by Mitch Kokai
Senior Political Analyst, John Locke Foundation
Volume I of the Mueller Report draws three principal conclusions: (a) the Putin regime perceived advantage in a Trump victory and conducted its operations accordingly; (b) there is evidence the Trump campaign hoped to benefit from the publication of negative information about the opponent; and (c) there is no evidence of a conspiracy between the Trump campaign and the Russian regime. The first two of these are more in the nature of political assertions than prosecutorial findings. If there is insufficient evidence that a conspiratorial enterprise existed, a prosecutor has no business speculating on motives in a politically provocative manner. Moreover, I do not believe the assertion is borne out by the evidence. …

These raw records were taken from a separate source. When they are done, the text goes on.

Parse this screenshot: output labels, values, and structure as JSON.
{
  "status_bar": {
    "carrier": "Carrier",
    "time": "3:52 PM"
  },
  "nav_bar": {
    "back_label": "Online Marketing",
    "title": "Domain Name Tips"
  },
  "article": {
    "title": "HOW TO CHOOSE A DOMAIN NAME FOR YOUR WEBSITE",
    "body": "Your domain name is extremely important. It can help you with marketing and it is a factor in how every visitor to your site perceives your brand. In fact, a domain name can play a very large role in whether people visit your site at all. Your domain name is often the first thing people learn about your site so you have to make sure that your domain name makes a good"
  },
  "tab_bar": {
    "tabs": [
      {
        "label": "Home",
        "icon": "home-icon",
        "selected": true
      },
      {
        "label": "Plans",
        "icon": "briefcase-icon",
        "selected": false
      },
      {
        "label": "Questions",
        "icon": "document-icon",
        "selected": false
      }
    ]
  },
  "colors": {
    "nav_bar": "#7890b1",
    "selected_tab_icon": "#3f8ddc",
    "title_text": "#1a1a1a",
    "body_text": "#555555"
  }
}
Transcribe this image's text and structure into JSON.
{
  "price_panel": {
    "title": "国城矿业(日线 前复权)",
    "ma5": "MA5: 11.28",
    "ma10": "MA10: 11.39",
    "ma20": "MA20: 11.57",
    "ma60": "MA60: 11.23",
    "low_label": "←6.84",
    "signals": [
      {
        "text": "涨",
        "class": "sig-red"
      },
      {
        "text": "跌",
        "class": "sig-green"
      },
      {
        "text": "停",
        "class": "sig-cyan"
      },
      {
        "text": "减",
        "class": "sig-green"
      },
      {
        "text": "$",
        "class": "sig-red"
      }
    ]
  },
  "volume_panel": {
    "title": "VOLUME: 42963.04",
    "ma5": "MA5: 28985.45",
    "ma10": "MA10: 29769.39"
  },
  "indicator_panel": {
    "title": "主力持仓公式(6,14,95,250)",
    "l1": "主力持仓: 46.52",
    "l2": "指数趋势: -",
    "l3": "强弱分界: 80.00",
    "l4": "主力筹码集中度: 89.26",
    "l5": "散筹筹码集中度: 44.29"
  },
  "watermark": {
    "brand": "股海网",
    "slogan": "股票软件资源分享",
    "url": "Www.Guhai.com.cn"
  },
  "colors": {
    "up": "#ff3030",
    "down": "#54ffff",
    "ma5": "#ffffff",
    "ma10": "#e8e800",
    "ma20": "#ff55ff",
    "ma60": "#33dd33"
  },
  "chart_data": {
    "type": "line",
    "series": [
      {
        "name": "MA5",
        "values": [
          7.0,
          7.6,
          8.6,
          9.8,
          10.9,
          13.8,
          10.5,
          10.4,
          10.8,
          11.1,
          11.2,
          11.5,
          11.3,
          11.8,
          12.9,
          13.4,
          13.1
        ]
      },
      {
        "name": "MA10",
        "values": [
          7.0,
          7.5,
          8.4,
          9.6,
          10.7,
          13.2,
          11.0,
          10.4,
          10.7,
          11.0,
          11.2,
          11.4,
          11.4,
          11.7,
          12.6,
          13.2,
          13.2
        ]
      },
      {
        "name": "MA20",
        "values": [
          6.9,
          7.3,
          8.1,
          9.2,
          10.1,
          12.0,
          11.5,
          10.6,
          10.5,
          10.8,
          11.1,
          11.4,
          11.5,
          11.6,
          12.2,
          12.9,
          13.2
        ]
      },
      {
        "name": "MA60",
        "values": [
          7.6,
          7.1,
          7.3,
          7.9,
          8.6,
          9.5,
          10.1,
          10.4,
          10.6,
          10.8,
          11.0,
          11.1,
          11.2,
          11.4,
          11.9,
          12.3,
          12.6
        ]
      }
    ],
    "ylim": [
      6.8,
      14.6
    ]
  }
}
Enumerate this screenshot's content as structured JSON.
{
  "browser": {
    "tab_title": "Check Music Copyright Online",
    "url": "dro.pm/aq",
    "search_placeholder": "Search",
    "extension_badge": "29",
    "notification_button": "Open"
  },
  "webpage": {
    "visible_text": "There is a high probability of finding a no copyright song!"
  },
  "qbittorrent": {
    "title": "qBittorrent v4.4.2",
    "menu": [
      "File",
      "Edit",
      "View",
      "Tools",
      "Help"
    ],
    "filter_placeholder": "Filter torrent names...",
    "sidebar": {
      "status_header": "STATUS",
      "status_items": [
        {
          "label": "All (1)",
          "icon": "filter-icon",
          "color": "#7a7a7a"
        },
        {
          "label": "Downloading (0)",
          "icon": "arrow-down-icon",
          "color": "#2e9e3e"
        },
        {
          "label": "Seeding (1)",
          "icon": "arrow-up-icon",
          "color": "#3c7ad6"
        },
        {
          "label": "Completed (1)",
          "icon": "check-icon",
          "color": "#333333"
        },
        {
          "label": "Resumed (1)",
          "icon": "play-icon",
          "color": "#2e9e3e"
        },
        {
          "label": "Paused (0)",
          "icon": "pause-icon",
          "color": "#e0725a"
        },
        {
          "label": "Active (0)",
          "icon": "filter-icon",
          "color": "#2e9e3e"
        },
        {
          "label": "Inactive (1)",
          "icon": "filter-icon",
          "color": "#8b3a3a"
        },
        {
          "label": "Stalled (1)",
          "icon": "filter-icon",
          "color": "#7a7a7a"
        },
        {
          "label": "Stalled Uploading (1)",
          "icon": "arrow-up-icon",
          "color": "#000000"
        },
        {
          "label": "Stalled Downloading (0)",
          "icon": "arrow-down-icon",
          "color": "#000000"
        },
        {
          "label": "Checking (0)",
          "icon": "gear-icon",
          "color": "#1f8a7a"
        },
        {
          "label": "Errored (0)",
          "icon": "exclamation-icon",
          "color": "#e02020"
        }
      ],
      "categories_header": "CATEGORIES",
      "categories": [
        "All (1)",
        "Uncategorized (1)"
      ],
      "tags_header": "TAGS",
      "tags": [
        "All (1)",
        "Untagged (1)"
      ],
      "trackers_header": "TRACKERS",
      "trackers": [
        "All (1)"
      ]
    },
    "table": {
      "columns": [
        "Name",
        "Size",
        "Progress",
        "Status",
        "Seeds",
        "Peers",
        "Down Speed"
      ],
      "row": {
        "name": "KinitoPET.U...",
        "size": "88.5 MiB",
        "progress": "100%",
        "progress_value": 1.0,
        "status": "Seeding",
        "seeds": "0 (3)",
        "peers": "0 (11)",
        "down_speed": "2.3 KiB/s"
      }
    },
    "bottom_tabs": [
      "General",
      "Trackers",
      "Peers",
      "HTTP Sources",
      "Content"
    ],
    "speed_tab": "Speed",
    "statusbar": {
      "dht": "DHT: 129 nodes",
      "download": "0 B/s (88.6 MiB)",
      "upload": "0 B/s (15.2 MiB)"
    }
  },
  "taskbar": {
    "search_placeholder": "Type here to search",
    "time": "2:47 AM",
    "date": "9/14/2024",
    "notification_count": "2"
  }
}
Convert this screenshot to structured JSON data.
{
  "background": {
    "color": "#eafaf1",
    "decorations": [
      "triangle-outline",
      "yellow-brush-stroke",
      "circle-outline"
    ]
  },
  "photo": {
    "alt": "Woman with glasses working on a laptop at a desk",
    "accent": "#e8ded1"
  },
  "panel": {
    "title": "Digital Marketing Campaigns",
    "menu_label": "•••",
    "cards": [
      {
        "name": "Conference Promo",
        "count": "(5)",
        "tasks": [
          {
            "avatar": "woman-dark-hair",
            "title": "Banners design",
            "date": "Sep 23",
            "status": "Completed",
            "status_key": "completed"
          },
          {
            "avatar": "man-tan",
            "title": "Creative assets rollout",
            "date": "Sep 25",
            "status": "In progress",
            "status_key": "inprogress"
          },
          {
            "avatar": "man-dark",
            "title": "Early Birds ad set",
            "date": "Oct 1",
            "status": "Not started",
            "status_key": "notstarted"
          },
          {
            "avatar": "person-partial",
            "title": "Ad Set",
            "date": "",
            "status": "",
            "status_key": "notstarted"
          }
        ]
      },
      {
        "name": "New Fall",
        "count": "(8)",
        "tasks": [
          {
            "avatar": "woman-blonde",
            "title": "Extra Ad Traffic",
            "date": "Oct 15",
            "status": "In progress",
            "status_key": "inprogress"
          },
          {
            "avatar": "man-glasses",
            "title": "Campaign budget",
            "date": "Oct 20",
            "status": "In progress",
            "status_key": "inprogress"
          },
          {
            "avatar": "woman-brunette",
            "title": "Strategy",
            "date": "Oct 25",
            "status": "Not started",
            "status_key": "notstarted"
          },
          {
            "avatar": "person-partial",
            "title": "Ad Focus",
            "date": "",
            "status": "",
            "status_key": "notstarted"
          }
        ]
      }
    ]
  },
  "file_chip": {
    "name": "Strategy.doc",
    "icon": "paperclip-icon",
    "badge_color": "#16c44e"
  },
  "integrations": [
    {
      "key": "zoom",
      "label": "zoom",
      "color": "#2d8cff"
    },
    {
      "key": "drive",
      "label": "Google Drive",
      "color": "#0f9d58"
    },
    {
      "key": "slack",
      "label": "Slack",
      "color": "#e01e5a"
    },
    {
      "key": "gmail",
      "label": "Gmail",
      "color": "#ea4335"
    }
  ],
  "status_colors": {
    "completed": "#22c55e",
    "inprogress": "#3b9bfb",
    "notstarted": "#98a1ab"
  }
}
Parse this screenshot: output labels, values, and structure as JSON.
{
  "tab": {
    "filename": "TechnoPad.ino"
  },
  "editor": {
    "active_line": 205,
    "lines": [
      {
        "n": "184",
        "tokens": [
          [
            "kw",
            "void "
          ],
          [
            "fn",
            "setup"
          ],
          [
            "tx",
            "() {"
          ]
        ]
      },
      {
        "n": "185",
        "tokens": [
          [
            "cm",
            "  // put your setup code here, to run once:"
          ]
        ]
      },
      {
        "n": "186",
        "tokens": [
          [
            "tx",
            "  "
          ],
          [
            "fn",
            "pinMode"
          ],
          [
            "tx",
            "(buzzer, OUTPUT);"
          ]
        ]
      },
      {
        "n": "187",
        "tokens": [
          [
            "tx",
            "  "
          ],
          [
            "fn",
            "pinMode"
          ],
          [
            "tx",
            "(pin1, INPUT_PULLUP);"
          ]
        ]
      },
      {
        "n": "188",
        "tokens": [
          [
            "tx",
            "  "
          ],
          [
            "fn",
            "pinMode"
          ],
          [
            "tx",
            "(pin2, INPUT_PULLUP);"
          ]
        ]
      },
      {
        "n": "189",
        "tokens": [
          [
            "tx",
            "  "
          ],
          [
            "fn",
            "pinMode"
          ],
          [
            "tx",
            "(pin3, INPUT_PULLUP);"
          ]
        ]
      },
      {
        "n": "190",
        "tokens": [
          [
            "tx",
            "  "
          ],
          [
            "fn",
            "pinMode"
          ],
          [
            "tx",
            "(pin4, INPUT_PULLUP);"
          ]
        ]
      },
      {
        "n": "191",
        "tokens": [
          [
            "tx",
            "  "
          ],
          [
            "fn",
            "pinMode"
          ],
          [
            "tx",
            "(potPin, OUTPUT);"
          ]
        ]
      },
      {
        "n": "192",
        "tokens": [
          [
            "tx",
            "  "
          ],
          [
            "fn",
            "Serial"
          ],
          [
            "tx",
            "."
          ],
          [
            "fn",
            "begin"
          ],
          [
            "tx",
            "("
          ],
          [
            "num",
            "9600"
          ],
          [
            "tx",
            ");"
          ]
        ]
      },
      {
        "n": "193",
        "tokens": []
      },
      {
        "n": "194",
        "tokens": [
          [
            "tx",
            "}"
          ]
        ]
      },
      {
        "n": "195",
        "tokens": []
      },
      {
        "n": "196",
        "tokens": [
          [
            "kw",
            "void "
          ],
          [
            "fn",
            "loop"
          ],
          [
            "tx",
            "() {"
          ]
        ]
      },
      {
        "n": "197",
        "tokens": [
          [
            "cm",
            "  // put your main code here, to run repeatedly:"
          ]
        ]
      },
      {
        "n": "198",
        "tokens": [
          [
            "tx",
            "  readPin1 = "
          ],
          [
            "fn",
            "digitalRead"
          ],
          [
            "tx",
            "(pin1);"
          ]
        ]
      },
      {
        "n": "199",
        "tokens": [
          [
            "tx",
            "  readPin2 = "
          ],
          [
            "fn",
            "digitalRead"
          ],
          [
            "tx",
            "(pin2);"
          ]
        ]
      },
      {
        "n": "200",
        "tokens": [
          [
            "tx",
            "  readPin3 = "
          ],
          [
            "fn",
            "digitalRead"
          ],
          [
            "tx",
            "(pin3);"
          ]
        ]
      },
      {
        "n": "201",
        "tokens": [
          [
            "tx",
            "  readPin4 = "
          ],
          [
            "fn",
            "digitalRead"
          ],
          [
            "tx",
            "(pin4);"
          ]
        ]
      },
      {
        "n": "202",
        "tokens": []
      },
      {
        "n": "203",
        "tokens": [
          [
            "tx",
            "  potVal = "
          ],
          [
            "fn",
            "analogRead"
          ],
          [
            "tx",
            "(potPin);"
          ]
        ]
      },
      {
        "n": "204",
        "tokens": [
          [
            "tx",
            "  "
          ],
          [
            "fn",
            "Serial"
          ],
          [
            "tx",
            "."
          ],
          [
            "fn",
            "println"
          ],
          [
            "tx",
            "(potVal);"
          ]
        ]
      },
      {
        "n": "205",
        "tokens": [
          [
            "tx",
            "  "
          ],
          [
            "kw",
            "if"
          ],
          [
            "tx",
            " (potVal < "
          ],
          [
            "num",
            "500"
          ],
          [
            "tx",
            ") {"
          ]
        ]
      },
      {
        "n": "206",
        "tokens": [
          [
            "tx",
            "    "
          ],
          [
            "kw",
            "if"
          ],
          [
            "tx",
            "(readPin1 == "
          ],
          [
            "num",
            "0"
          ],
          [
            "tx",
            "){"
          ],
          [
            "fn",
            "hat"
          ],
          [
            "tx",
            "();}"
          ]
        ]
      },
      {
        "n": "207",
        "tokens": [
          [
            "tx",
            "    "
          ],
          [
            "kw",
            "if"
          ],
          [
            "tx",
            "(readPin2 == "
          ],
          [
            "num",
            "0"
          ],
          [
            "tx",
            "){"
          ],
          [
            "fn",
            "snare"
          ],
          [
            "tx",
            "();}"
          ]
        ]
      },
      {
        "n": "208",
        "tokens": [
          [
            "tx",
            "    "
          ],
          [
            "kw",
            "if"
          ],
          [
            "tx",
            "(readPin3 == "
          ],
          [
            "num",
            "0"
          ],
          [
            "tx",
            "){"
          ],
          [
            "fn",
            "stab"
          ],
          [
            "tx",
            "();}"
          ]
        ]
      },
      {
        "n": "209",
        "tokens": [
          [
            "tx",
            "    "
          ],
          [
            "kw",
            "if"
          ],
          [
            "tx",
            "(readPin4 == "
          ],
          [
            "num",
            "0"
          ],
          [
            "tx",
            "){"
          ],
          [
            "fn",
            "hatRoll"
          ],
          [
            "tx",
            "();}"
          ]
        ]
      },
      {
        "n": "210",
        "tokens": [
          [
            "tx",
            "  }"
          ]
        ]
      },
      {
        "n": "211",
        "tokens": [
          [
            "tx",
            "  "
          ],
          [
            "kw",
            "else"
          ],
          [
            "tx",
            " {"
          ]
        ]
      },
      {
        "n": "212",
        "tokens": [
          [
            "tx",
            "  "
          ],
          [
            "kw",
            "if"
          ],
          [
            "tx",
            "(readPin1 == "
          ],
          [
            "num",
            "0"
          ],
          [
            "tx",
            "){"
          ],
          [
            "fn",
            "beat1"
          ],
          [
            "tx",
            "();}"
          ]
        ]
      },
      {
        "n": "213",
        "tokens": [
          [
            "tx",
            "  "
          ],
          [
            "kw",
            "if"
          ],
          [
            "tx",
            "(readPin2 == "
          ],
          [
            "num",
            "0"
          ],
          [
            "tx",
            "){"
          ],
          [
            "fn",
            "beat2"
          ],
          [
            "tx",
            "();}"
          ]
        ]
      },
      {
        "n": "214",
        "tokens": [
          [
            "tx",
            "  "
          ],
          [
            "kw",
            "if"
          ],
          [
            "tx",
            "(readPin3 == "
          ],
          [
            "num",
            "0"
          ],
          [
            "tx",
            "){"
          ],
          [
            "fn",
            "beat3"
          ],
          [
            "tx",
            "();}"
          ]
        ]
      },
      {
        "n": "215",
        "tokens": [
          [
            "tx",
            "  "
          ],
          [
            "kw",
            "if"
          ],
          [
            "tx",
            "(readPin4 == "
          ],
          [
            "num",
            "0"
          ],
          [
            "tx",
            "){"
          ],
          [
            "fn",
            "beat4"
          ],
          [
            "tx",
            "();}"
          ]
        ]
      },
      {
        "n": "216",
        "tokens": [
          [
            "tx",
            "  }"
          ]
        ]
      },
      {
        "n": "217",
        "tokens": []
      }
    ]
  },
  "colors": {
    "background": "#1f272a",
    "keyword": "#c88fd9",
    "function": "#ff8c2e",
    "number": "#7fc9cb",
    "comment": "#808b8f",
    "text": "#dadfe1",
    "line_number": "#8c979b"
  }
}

… As for the conclusion that there was no Trump–Russia conspiracy to commit espionage or violate any other federal criminal law, I believe this had to have been obvious since no later than the end of 2017. In September 2017, the Carter Page FISA warrant lapsed, and it would have been time for the Mueller investigation to seek its reauthorization — which would, in turn, have called for reaffirming Steele’s information. That did not happen. In 2018, Special Counsel Mueller began filing indictments against Russian actors, which did not allege any participation by Americans; in fact, they indicated that Russia preferred to act in stealth and with deniability, which makes perfect sense. I believe the special counsel should have been directed by the deputy attorney general to issue an interim report by late 2017, advising the country that neither the president nor his campaign was under criminal investigation for conspiring with the Kremlin. That would not have prejudiced the investigation’s continuing work on Russia’s interference in the campaign, or on whether the investigation had been obstructed.